**What to do**:
Omitting all images, give the entries that follow again exactly as they read.

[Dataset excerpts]
☆ ☆ ☆ ☆

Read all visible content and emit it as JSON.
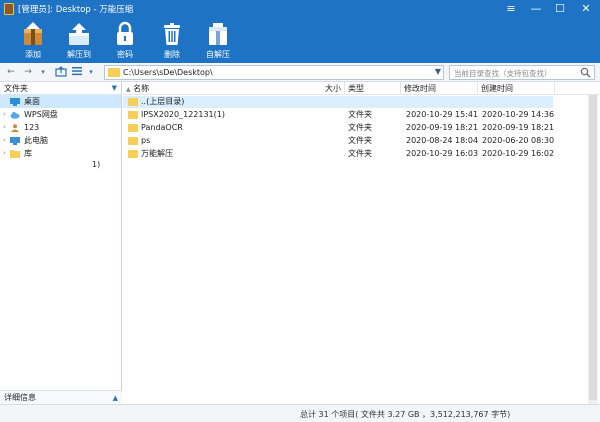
{
  "window": {
    "title": "[管理员]: Desktop - 万能压缩"
  },
  "toolbar": {
    "buttons": [
      {
        "label": "添加"
      },
      {
        "label": "解压到"
      },
      {
        "label": "密码"
      },
      {
        "label": "删除"
      },
      {
        "label": "自解压"
      }
    ]
  },
  "address": {
    "path": "C:\\Users\\sDe\\Desktop\\",
    "search_placeholder": "当前目录查找（支持包查找）"
  },
  "left_pane": {
    "header": "文件夹",
    "tree": [
      {
        "label": "桌面"
      },
      {
        "label": "WPS网盘"
      },
      {
        "label": "123"
      },
      {
        "label": "此电脑"
      },
      {
        "label": "库"
      }
    ],
    "extra": "1)",
    "detail_label": "详细信息"
  },
  "columns": {
    "name": "名称",
    "size": "大小",
    "type": "类型",
    "modified": "修改时间",
    "created": "创建时间"
  },
  "files": [
    {
      "name": "..(上层目录)",
      "size": "",
      "type": "",
      "modified": "",
      "created": ""
    },
    {
      "name": "IPSX2020_122131(1)",
      "size": "",
      "type": "文件夹",
      "modified": "2020-10-29 15:41",
      "created": "2020-10-29 14:36"
    },
    {
      "name": "PandaOCR",
      "size": "",
      "type": "文件夹",
      "modified": "2020-09-19 18:21",
      "created": "2020-09-19 18:21"
    },
    {
      "name": "ps",
      "size": "",
      "type": "文件夹",
      "modified": "2020-08-24 18:04",
      "created": "2020-06-20 08:30"
    },
    {
      "name": "万能解压",
      "size": "",
      "type": "文件夹",
      "modified": "2020-10-29 16:03",
      "created": "2020-10-29 16:02"
    }
  ],
  "status": {
    "text": "总计 31 个项目( 文件共 3.27 GB ，3,512,213,767 字节)"
  },
  "colors": {
    "toolbar": "#1e73c5",
    "selection": "#cde8ff",
    "folder": "#f7cf58"
  }
}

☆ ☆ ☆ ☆

**Answer box**:
Read all visible content and emit it as JSON.
{
  "window": {
    "title": "[管理员]: Desktop - 万能压缩"
  },
  "toolbar": {
    "buttons": [
      {
        "label": "添加"
      },
      {
        "label": "解压到"
      },
      {
        "label": "密码"
      },
      {
        "label": "删除"
      },
      {
        "label": "自解压"
      }
    ]
  },
  "address": {
    "path": "C:\\Users\\sDe\\Desktop\\",
    "search_placeholder": "当前目录查找（支持包查找）"
  },
  "left_pane": {
    "header": "文件夹",
    "tree": [
      {
        "label": "桌面"
      },
      {
        "label": "WPS网盘"
      },
      {
        "label": "123"
      },
      {
        "label": "此电脑"
      },
      {
        "label": "库"
      }
    ],
    "extra": "1)",
    "detail_label": "详细信息"
  },
  "columns": {
    "name": "名称",
    "size": "大小",
    "type": "类型",
    "modified": "修改时间",
    "created": "创建时间"
  },
  "files": [
    {
      "name": "..(上层目录)",
      "size": "",
      "type": "",
      "modified": "",
      "created": ""
    },
    {
      "name": "IPSX2020_122131(1)",
      "size": "",
      "type": "文件夹",
      "modified": "2020-10-29 15:41",
      "created": "2020-10-29 14:36"
    },
    {
      "name": "PandaOCR",
      "size": "",
      "type": "文件夹",
      "modified": "2020-09-19 18:21",
      "created": "2020-09-19 18:21"
    },
    {
      "name": "ps",
      "size": "",
      "type": "文件夹",
      "modified": "2020-08-24 18:04",
      "created": "2020-06-20 08:30"
    },
    {
      "name": "万能解压",
      "size": "",
      "type": "文件夹",
      "modified": "2020-10-29 16:03",
      "created": "2020-10-29 16:02"
    }
  ],
  "status": {
    "text": "总计 31 个项目( 文件共 3.27 GB ，3,512,213,767 字节)"
  },
  "colors": {
    "toolbar": "#1e73c5",
    "selection": "#cde8ff",
    "folder": "#f7cf58"
  }
}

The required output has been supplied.